What you need to do: The answer must be a single number: the count of lines below that contain the string "data".

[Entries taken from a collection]
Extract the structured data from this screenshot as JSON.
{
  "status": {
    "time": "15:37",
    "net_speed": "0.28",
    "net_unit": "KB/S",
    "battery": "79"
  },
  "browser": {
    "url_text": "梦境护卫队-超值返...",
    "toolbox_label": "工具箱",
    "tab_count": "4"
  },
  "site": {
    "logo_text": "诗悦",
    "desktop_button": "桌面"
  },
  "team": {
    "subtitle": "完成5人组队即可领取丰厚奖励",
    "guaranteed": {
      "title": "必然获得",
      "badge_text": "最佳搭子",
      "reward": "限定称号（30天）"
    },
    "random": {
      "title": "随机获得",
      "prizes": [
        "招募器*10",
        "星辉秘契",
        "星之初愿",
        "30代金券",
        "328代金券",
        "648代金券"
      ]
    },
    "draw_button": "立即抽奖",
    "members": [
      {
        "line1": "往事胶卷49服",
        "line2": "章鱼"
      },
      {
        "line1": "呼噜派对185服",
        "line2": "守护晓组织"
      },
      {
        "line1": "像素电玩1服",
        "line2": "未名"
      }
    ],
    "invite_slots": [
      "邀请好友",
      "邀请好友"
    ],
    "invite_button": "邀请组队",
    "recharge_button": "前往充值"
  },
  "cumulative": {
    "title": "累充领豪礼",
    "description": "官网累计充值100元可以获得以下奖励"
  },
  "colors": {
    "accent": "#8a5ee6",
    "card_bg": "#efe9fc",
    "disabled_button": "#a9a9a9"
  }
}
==
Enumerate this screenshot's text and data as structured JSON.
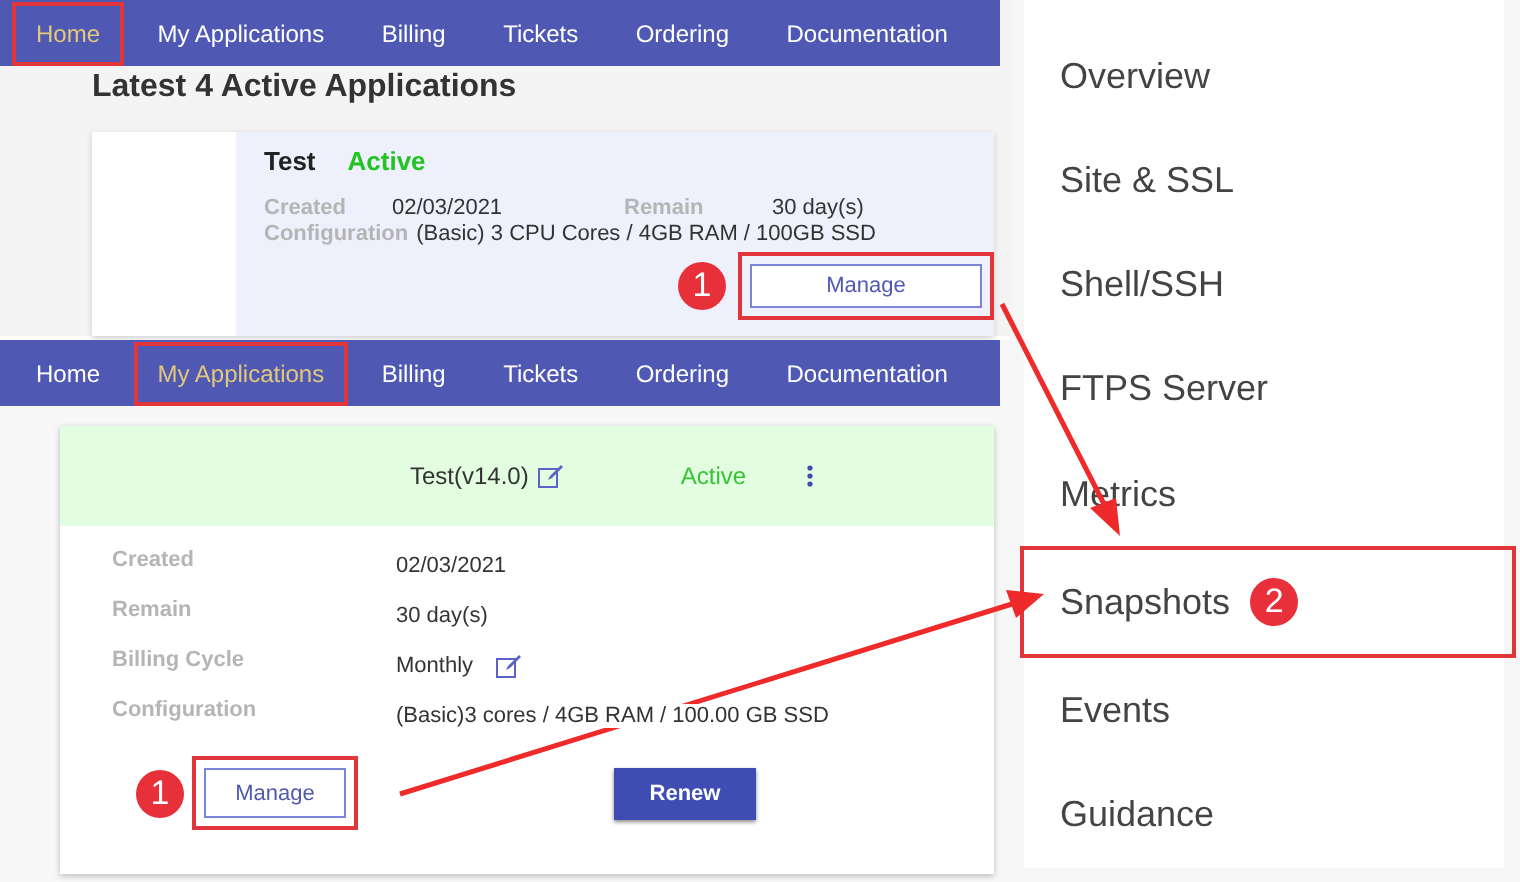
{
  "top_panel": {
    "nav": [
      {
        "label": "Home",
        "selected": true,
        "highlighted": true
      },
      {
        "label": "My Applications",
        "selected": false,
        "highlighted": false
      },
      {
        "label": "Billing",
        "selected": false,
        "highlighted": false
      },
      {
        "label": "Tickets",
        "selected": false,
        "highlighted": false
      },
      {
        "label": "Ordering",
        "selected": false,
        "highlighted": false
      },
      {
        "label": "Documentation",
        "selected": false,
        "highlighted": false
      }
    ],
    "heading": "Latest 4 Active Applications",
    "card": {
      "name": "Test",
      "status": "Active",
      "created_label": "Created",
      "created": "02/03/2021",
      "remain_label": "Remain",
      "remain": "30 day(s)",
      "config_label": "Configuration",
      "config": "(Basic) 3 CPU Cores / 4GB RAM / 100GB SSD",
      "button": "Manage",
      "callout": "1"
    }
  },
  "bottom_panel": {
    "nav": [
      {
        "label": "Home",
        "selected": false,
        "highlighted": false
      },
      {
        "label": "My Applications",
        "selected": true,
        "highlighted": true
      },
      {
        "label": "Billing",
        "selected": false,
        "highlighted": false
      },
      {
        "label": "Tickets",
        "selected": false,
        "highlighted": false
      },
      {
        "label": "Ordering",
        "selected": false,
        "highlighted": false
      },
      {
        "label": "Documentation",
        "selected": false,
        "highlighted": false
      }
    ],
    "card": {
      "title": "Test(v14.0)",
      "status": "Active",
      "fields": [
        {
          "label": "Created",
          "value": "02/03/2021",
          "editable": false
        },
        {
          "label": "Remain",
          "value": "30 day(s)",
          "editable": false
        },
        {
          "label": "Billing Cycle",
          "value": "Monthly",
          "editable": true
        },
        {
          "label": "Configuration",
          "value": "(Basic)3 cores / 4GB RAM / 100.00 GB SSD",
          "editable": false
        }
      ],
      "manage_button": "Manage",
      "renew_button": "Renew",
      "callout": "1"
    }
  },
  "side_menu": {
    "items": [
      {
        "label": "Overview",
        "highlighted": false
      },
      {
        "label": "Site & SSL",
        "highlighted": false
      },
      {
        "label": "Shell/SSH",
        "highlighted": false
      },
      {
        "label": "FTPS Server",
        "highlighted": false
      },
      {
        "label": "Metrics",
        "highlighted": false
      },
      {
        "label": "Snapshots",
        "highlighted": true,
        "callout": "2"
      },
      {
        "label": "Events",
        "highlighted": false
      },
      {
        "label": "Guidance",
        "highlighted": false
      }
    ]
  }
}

Solution to this problem: 2